» Exercise objective
Identify each line in the records below that contains the word "face", and copy it.

» Record excerpts
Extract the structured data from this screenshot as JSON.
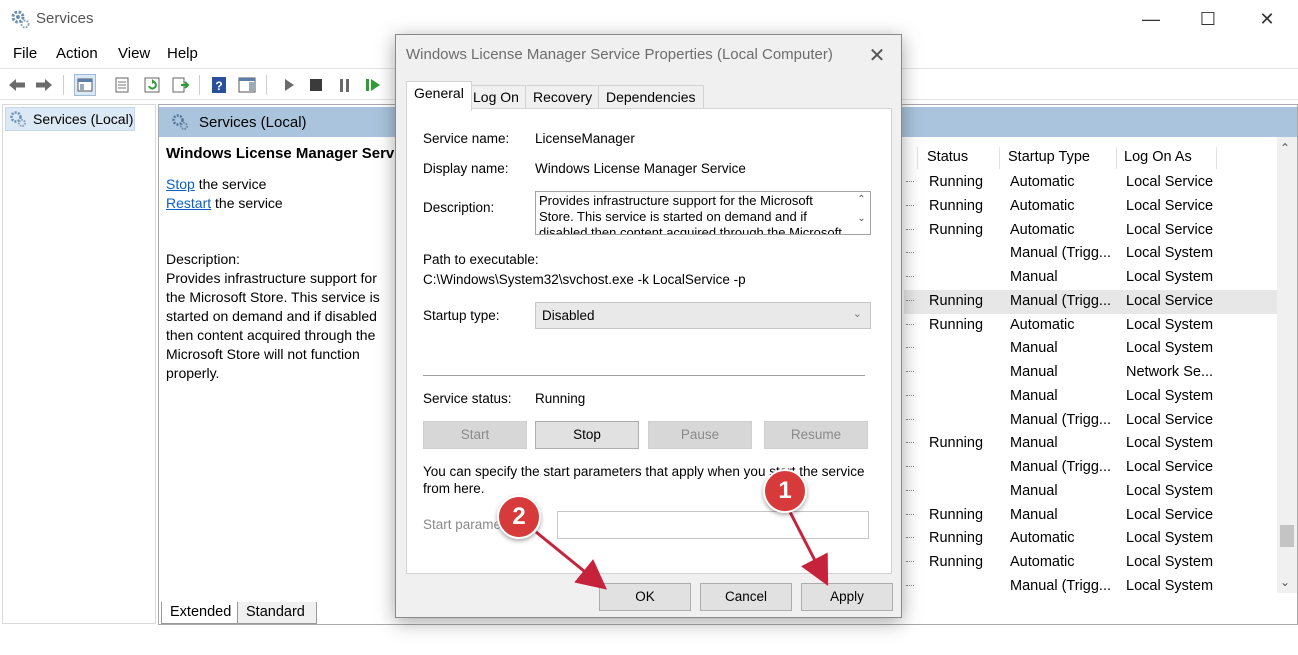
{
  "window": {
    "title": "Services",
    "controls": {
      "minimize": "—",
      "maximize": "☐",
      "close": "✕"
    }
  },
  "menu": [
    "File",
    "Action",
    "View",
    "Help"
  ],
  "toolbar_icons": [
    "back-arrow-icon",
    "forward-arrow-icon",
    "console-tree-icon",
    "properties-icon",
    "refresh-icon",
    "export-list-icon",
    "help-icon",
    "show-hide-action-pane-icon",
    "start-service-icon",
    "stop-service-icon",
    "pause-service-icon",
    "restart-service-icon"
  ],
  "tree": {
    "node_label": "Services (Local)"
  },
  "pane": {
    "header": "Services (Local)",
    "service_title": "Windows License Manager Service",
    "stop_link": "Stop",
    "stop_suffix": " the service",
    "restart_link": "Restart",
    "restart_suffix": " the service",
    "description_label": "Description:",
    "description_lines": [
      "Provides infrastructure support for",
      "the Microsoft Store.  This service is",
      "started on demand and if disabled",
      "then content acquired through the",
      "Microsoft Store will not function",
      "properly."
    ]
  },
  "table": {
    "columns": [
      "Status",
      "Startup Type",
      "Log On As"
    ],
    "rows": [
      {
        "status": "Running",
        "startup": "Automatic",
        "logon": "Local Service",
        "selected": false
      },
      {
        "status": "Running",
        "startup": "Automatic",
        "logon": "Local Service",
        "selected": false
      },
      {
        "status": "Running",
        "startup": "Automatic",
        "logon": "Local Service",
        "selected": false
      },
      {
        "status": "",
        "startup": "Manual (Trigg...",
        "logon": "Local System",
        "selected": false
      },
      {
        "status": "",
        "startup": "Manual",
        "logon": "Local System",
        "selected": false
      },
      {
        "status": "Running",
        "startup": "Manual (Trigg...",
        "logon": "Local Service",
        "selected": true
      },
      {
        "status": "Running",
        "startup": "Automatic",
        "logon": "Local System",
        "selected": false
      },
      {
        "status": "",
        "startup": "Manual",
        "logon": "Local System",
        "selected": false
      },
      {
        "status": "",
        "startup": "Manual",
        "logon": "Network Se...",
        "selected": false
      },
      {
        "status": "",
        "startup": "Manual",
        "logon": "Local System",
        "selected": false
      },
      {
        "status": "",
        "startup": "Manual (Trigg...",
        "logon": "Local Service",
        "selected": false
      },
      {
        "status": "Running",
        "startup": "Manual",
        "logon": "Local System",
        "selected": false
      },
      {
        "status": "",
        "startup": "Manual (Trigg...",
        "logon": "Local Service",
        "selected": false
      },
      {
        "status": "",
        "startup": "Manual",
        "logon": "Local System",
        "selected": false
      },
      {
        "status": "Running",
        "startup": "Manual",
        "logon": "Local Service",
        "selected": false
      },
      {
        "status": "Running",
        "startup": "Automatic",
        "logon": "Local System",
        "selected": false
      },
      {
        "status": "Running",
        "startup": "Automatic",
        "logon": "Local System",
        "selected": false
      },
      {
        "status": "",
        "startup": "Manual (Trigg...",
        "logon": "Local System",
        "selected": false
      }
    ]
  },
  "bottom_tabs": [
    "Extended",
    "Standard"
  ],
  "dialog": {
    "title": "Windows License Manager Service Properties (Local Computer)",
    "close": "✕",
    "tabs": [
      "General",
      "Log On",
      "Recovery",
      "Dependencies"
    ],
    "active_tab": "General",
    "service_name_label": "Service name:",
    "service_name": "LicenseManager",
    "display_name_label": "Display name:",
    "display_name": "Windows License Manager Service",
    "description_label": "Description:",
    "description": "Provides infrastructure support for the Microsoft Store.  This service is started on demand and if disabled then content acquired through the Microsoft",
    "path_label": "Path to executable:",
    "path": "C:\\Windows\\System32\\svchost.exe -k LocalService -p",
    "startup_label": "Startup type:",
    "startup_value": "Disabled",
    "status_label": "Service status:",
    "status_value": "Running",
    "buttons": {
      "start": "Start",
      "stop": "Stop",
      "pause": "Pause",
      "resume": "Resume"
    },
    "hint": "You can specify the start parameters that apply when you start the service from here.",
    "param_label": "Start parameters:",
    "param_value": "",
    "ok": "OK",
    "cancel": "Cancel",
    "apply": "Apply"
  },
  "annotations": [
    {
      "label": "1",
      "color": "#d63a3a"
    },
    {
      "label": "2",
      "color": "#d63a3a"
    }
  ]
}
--
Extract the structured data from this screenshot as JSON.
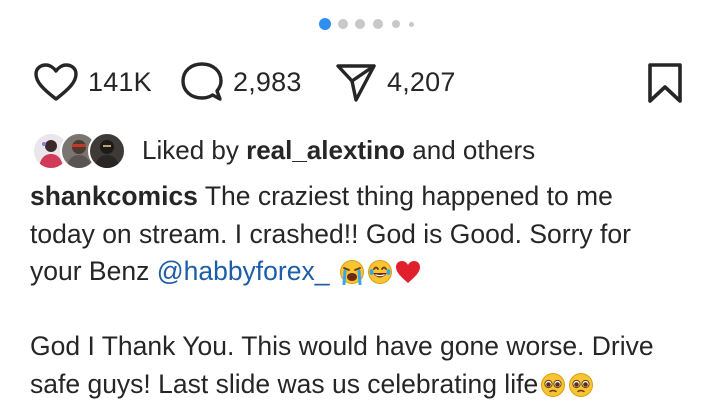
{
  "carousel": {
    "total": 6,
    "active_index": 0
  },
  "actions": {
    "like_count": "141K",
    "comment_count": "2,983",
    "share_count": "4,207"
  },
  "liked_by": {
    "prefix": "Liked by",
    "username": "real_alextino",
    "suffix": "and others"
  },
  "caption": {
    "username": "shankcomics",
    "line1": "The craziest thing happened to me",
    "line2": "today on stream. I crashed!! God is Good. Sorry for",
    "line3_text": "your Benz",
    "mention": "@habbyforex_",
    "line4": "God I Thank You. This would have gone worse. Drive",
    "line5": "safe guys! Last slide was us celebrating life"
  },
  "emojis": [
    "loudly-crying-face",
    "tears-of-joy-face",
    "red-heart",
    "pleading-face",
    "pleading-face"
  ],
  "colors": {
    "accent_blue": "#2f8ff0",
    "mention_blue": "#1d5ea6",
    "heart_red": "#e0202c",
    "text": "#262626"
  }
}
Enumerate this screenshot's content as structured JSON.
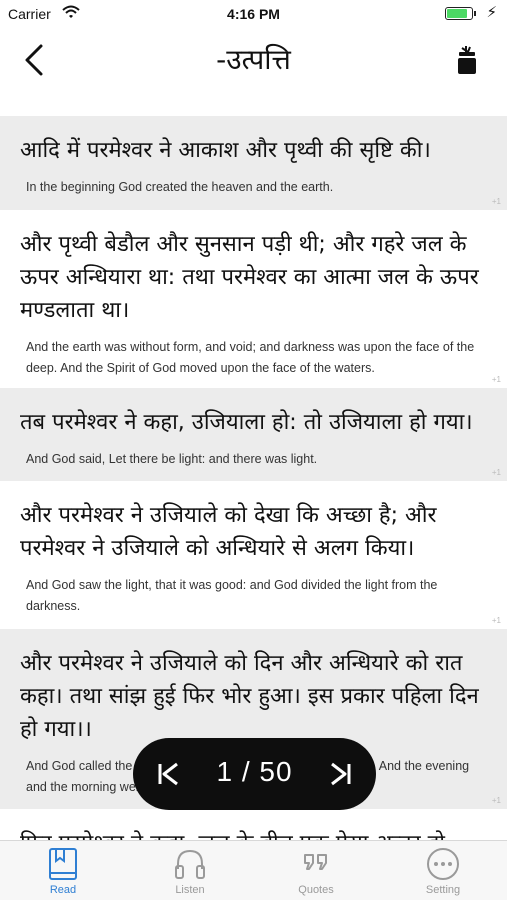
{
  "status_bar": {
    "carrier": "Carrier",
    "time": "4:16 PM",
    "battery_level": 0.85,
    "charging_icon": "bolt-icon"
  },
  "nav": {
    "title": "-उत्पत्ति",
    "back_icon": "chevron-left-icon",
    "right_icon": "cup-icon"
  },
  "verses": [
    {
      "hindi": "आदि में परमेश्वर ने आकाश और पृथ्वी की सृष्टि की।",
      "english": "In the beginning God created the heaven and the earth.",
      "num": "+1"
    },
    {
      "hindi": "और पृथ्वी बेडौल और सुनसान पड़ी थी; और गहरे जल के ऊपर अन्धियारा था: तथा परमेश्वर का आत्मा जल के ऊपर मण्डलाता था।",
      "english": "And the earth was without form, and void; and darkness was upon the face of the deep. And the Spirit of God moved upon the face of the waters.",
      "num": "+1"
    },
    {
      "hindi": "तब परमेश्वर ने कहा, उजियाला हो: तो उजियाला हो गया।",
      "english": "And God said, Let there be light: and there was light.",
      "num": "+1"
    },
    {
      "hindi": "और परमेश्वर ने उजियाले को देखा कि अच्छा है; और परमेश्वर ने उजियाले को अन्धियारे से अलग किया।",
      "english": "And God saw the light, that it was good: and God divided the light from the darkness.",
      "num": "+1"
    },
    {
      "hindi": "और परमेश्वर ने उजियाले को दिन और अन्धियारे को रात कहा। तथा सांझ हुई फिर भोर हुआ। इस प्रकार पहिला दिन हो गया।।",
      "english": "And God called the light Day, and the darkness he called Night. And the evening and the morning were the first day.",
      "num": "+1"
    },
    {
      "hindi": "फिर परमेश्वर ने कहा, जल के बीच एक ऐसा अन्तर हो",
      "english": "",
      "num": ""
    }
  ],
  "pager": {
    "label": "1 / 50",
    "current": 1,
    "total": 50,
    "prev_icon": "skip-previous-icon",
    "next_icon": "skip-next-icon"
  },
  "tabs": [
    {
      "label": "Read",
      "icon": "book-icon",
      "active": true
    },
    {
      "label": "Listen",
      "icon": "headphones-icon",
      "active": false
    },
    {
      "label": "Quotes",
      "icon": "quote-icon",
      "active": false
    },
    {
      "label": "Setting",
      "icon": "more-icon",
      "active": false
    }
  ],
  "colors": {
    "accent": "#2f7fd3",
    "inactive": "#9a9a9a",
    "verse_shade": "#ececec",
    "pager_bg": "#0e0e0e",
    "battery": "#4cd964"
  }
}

» Result
    "loudly-crying-face",
    "tears-of-joy-face",
    "pleading-face",
    "pleading-face"
      "english": "And the earth was without form, and void; and darkness was upon the face of the deep. And the Spirit of God moved upon the face of the waters.",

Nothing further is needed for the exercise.